Directions
If a line in the records below contains the word "content", return that line.
Start of Supplied material
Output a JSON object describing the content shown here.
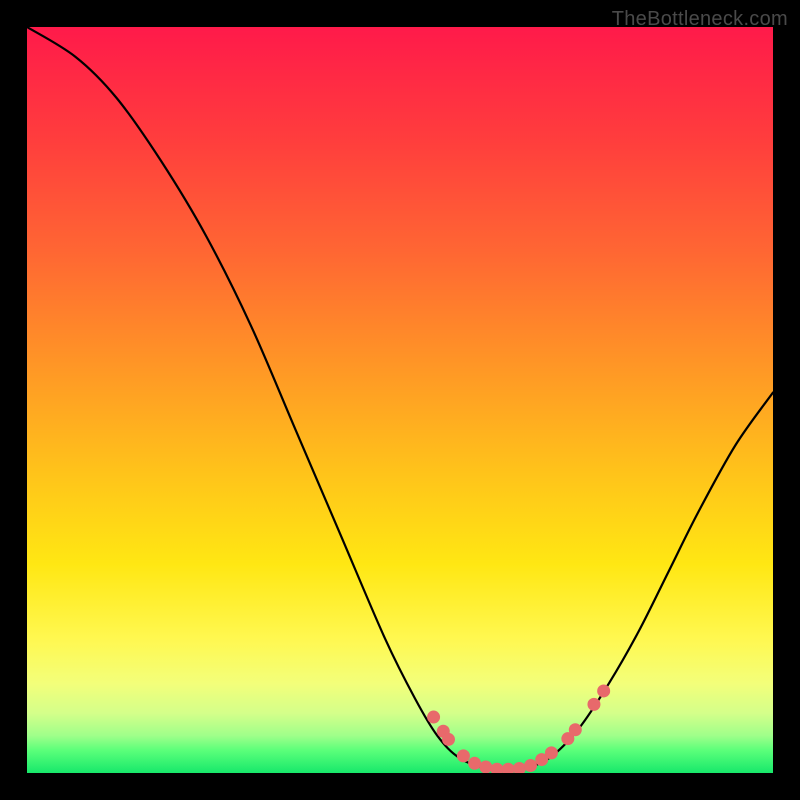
{
  "watermark": "TheBottleneck.com",
  "chart_data": {
    "type": "line",
    "title": "",
    "xlabel": "",
    "ylabel": "",
    "xlim": [
      0,
      100
    ],
    "ylim": [
      0,
      100
    ],
    "grid": false,
    "legend": false,
    "curve_points": [
      {
        "x": 0,
        "y": 100
      },
      {
        "x": 6.5,
        "y": 96
      },
      {
        "x": 12,
        "y": 90.5
      },
      {
        "x": 18,
        "y": 82
      },
      {
        "x": 24,
        "y": 72
      },
      {
        "x": 30,
        "y": 60
      },
      {
        "x": 36,
        "y": 46
      },
      {
        "x": 42,
        "y": 32
      },
      {
        "x": 48,
        "y": 18
      },
      {
        "x": 52,
        "y": 10
      },
      {
        "x": 55,
        "y": 5
      },
      {
        "x": 58,
        "y": 2
      },
      {
        "x": 62,
        "y": 0.5
      },
      {
        "x": 66,
        "y": 0.5
      },
      {
        "x": 70,
        "y": 2
      },
      {
        "x": 74,
        "y": 6
      },
      {
        "x": 78,
        "y": 12
      },
      {
        "x": 82,
        "y": 19
      },
      {
        "x": 86,
        "y": 27
      },
      {
        "x": 90,
        "y": 35
      },
      {
        "x": 95,
        "y": 44
      },
      {
        "x": 100,
        "y": 51
      }
    ],
    "marker_points": [
      {
        "x": 54.5,
        "y": 7.5
      },
      {
        "x": 55.8,
        "y": 5.6
      },
      {
        "x": 56.5,
        "y": 4.5
      },
      {
        "x": 58.5,
        "y": 2.3
      },
      {
        "x": 60,
        "y": 1.3
      },
      {
        "x": 61.5,
        "y": 0.8
      },
      {
        "x": 63,
        "y": 0.5
      },
      {
        "x": 64.5,
        "y": 0.5
      },
      {
        "x": 66,
        "y": 0.6
      },
      {
        "x": 67.5,
        "y": 1.0
      },
      {
        "x": 69,
        "y": 1.8
      },
      {
        "x": 70.3,
        "y": 2.7
      },
      {
        "x": 72.5,
        "y": 4.6
      },
      {
        "x": 73.5,
        "y": 5.8
      },
      {
        "x": 76,
        "y": 9.2
      },
      {
        "x": 77.3,
        "y": 11.0
      }
    ],
    "gradient_stops": [
      {
        "offset": 0,
        "color": "#ff1a4a"
      },
      {
        "offset": 15,
        "color": "#ff3d3d"
      },
      {
        "offset": 30,
        "color": "#ff6633"
      },
      {
        "offset": 45,
        "color": "#ff9526"
      },
      {
        "offset": 60,
        "color": "#ffc41a"
      },
      {
        "offset": 72,
        "color": "#ffe713"
      },
      {
        "offset": 82,
        "color": "#fff850"
      },
      {
        "offset": 88,
        "color": "#f3ff7a"
      },
      {
        "offset": 92,
        "color": "#d4ff8a"
      },
      {
        "offset": 95,
        "color": "#9fff8a"
      },
      {
        "offset": 97,
        "color": "#5aff7a"
      },
      {
        "offset": 100,
        "color": "#17e86b"
      }
    ],
    "marker_color": "#e8696b",
    "curve_color": "#000000"
  }
}
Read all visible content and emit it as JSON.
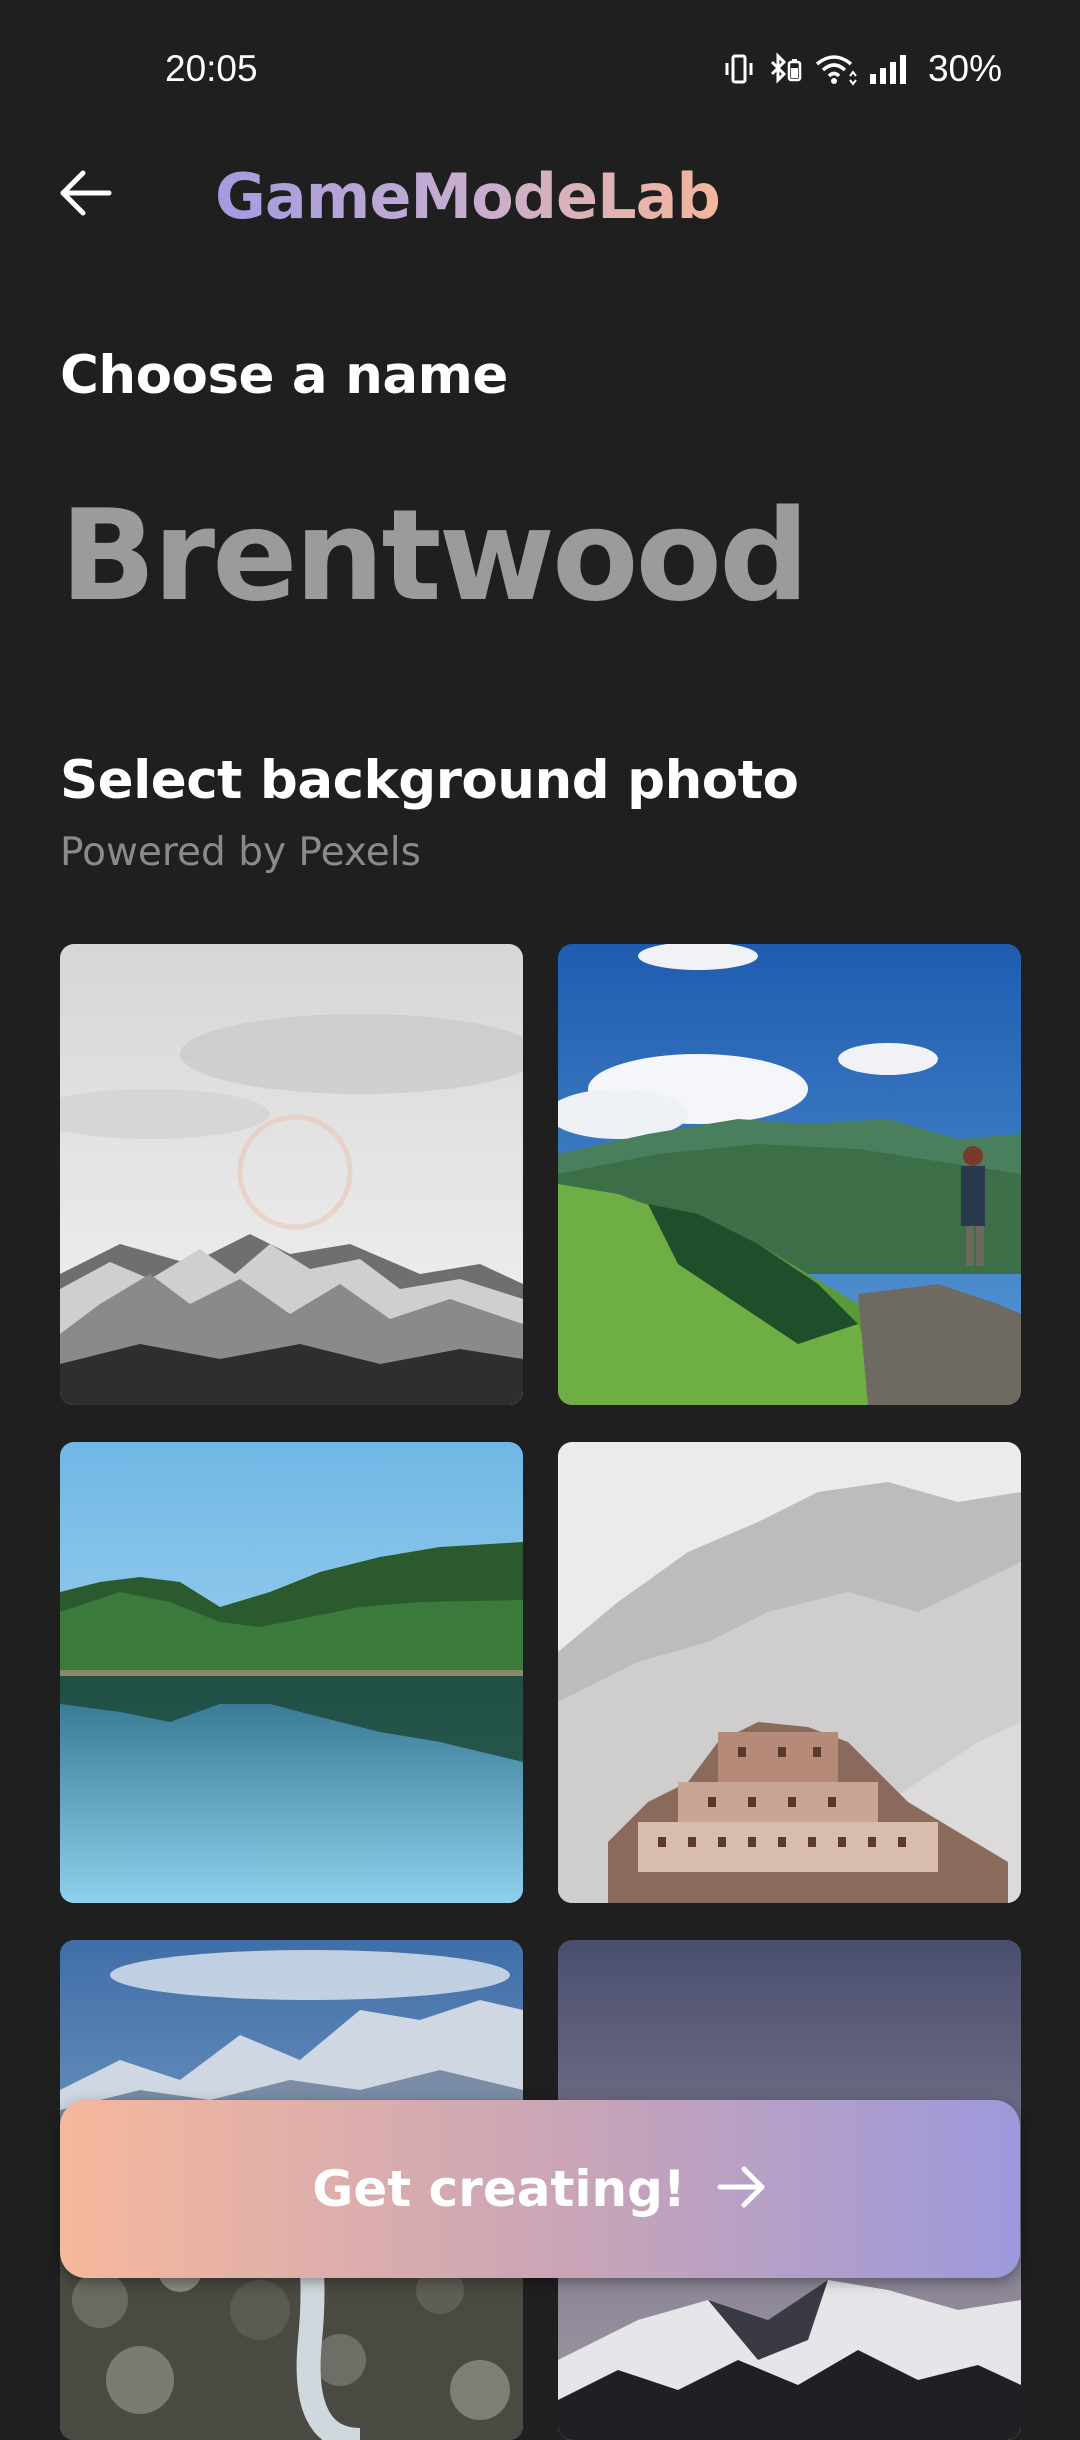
{
  "status_bar": {
    "time": "20:05",
    "battery": "30%",
    "icons": [
      "vibrate-icon",
      "bluetooth-icon",
      "wifi-icon",
      "signal-icon"
    ]
  },
  "app_bar": {
    "title": "GameModeLab",
    "back_icon": "arrow-left-icon"
  },
  "name_section": {
    "heading": "Choose a name",
    "name_value": "Brentwood"
  },
  "photo_section": {
    "heading": "Select background photo",
    "subheading": "Powered by Pexels",
    "photos": [
      "snowy-mountains-black-and-white",
      "hiker-on-green-mountain",
      "forest-lake-reflection",
      "monastery-on-snowy-mountain",
      "alpine-valley-river",
      "dusky-snow-peaks"
    ]
  },
  "cta": {
    "label": "Get creating!",
    "icon": "arrow-right-icon"
  },
  "colors": {
    "background": "#1f1f1f",
    "title_gradient_start": "#a49be0",
    "title_gradient_end": "#f5b69b",
    "cta_gradient_start": "#f6b89c",
    "cta_gradient_end": "#9d99dc",
    "name_text": "#9b9b9b"
  }
}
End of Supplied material
Solution for this problem
Output a JSON object describing the content shown here.
Read all visible content and emit it as JSON.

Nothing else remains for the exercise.